As a church, our primary goal is to participate, as did Paul, in what Jesus is doing to help people come to know him and then to be transformed as Christ is formed within them (Romans 12:2). That journey of transformation is about having our identity formed in Christ rather than in the “cultural soup” that surrounds us. It means yielding to the Spirit of Christ as he shapes us into what he wants us to be, using the gifts he gives us to join in the work he is doing, being instruments of his righteousness and peace for the benefit of people who desperately need to know him and know who they truly are in him.

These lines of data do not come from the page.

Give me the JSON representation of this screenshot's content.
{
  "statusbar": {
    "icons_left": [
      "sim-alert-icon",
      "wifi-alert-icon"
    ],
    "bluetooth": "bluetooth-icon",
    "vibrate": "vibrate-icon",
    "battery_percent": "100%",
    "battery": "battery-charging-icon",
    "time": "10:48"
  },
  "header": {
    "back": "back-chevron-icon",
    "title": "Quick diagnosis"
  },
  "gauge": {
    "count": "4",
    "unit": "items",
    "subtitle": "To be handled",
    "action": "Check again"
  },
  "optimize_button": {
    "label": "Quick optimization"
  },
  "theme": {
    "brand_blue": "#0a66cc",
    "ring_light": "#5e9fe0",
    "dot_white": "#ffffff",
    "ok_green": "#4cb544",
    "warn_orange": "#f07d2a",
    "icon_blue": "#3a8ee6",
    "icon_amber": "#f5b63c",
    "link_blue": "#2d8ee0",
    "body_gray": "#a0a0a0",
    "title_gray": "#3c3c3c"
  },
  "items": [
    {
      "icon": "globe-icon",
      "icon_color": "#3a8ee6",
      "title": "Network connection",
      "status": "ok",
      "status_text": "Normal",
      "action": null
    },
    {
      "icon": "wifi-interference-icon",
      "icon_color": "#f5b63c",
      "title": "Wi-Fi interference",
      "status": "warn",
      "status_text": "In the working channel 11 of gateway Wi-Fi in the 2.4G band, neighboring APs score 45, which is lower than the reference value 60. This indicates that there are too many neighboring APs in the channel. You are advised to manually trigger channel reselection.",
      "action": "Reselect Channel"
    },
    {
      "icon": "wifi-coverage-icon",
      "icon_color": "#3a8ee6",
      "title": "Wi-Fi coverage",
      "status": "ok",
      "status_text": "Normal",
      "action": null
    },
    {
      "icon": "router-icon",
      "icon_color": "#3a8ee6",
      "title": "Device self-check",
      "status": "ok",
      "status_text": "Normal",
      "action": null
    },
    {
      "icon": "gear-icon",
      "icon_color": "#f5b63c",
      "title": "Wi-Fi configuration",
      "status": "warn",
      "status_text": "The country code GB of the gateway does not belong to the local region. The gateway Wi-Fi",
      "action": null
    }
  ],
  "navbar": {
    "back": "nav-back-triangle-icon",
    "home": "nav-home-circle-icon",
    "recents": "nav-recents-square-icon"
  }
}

This journey of transformation happens neither by accident nor by force. At times the journey seems slow, but it’s real and leading to our glorification—the time when we’ll be conformed perfectly to Christ and thus live fully into our true identity in him (see Romans 8:29 and 1 John 3:2). On this journey, the Spirit leads us to turn away from all other sources of identity and give our lives to Christ daily, as he continues to shape us to be more and more like he is. Note how Paul describes the process:
- “You have taken off your old self with its practices and have put on the new self, which is being renewed in knowledge in the image of its Creator” (Colossians 3:9-10).
- “Put off your old self, which is being corrupted by its deceitful desires; to be made new in the attitude of your minds, and to put on the new self, created to be like God in true righteousness and holiness” (Ephesians 4:22-24).
Out with the old identity—in with the new! Off with the way of sin—in with the way of Christ! As we surrender to Jesus, he gives us this new identity and way of being. It’s no pretense; no religious show—it’s reality, the gift of our true identity that gives us our meaning, our purpose, our security and our destiny. It’s a journey with daily challenges and joys. It’s about a life centered on Jesus, who not only shows us the Father, but shows us what we can become as we journey with him.
Our mission is to tell others this wonderful news—the simple (yet profound) truth that God who made us wants really good things for us. Even though we humans run from God, or act as if he’s not there, or refuse his help, God still loves us, still pursues us. He sent his Son, Jesus Christ, to become human with us, to speak our language, feel our pain, and take the sting of death upon himself removing all the barriers between us and God, giving us all our true identity as God’s dearly loved children.
Joined with you in living out our true identity in Christ,